**About this task**
For each line below with the word "select", write out a copy.
++++
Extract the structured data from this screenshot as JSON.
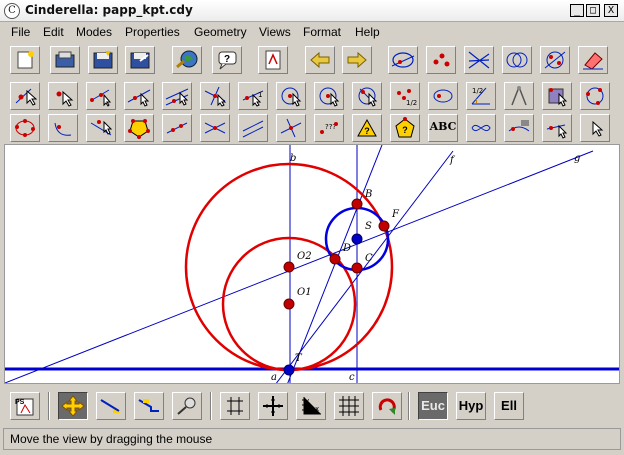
{
  "window": {
    "title": "Cinderella: papp_kpt.cdy",
    "app_icon": "C",
    "controls": [
      "_",
      "□",
      "X"
    ]
  },
  "menu": [
    "File",
    "Edit",
    "Modes",
    "Properties",
    "Geometry",
    "Views",
    "Format",
    "Help"
  ],
  "toolbar1": [
    {
      "icon": "new-file-icon"
    },
    {
      "icon": "open-file-icon"
    },
    {
      "icon": "save-file-icon"
    },
    {
      "icon": "save-as-icon"
    },
    {
      "icon": "globe-export-icon"
    },
    {
      "icon": "help-icon"
    },
    {
      "icon": "print-icon"
    },
    {
      "icon": "undo-arrow-icon"
    },
    {
      "icon": "redo-arrow-icon"
    },
    {
      "icon": "select-line-circle-icon"
    },
    {
      "icon": "select-points-icon"
    },
    {
      "icon": "select-lines-icon"
    },
    {
      "icon": "select-circles-icon"
    },
    {
      "icon": "select-all-icon"
    },
    {
      "icon": "eraser-icon"
    }
  ],
  "toolbar3": {
    "text_label": "ABC"
  },
  "canvas": {
    "labels": {
      "b": "b",
      "f": "f",
      "g": "g",
      "B": "B",
      "F": "F",
      "S": "S",
      "D": "D",
      "O2": "O2",
      "C": "C",
      "O1": "O1",
      "T": "T",
      "a": "a",
      "c": "c"
    },
    "colors": {
      "red_circle": "#e00000",
      "blue_circle": "#0000e0",
      "line": "#0000c0",
      "ground_line": "#0000d0",
      "red_point": "#c00000",
      "blue_point": "#0000c8"
    }
  },
  "bottom_toolbar": {
    "modes": [
      "Euc",
      "Hyp",
      "Ell"
    ],
    "active_mode": "Euc"
  },
  "status": {
    "text": "Move the view by dragging the mouse"
  }
}
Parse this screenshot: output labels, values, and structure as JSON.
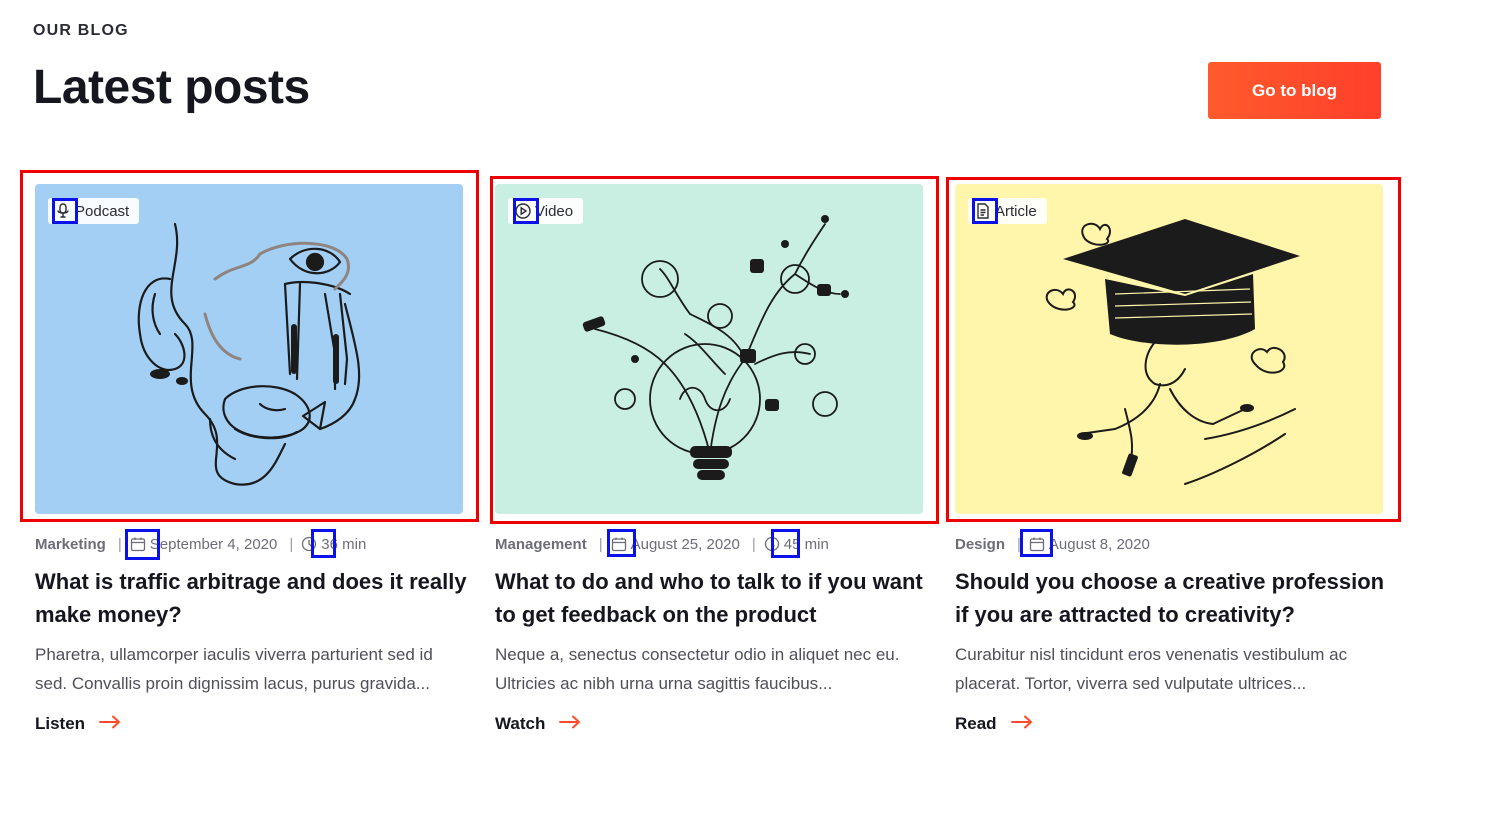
{
  "header": {
    "eyebrow": "OUR BLOG",
    "title": "Latest posts",
    "cta_label": "Go to blog"
  },
  "colors": {
    "accent": "#ff4b2b",
    "highlight_red": "#ee0000",
    "highlight_blue": "#0a12e8",
    "card_bg_1": "#a3cff5",
    "card_bg_2": "#c8efe1",
    "card_bg_3": "#fff5ab"
  },
  "posts": [
    {
      "type_label": "Podcast",
      "type_icon": "microphone-icon",
      "category": "Marketing",
      "date": "September 4, 2020",
      "duration": "36 min",
      "title": "What is traffic arbitrage and does it really make money?",
      "excerpt": "Pharetra, ullamcorper iaculis viverra parturient sed id sed. Convallis proin dignissim lacus, purus gravida...",
      "action": "Listen"
    },
    {
      "type_label": "Video",
      "type_icon": "play-circle-icon",
      "category": "Management",
      "date": "August 25, 2020",
      "duration": "45 min",
      "title": "What to do and who to talk to if you want to get feedback on the product",
      "excerpt": "Neque a, senectus consectetur odio in aliquet nec eu. Ultricies ac nibh urna urna sagittis faucibus...",
      "action": "Watch"
    },
    {
      "type_label": "Article",
      "type_icon": "document-icon",
      "category": "Design",
      "date": "August 8, 2020",
      "title": "Should you choose a creative profession if you are attracted to creativity?",
      "excerpt": "Curabitur nisl tincidunt eros venenatis vestibulum ac placerat. Tortor, viverra sed vulputate ultrices...",
      "action": "Read"
    }
  ]
}
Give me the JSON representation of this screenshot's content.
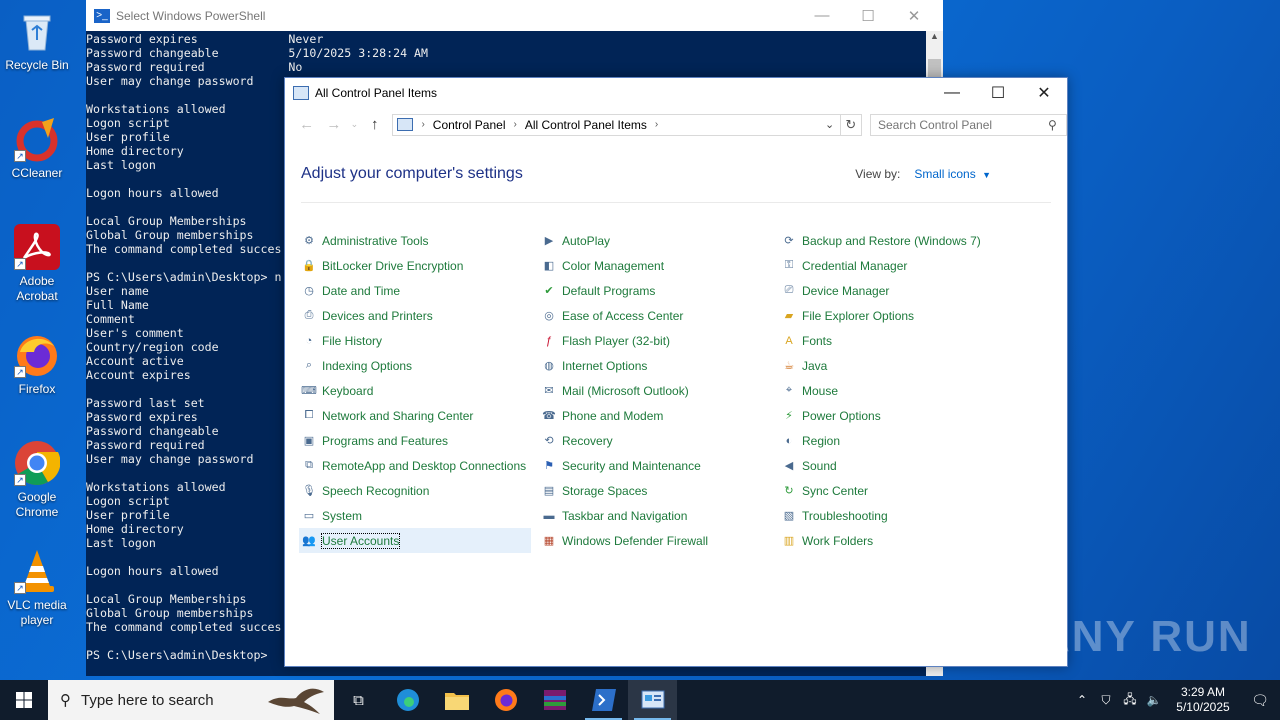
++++
**Answer space**
      "icon": "select-line-circle-icon"
      "icon": "select-points-icon"
      "icon": "select-lines-icon"
      "icon": "select-circles-icon"
      "icon": "select-all-icon"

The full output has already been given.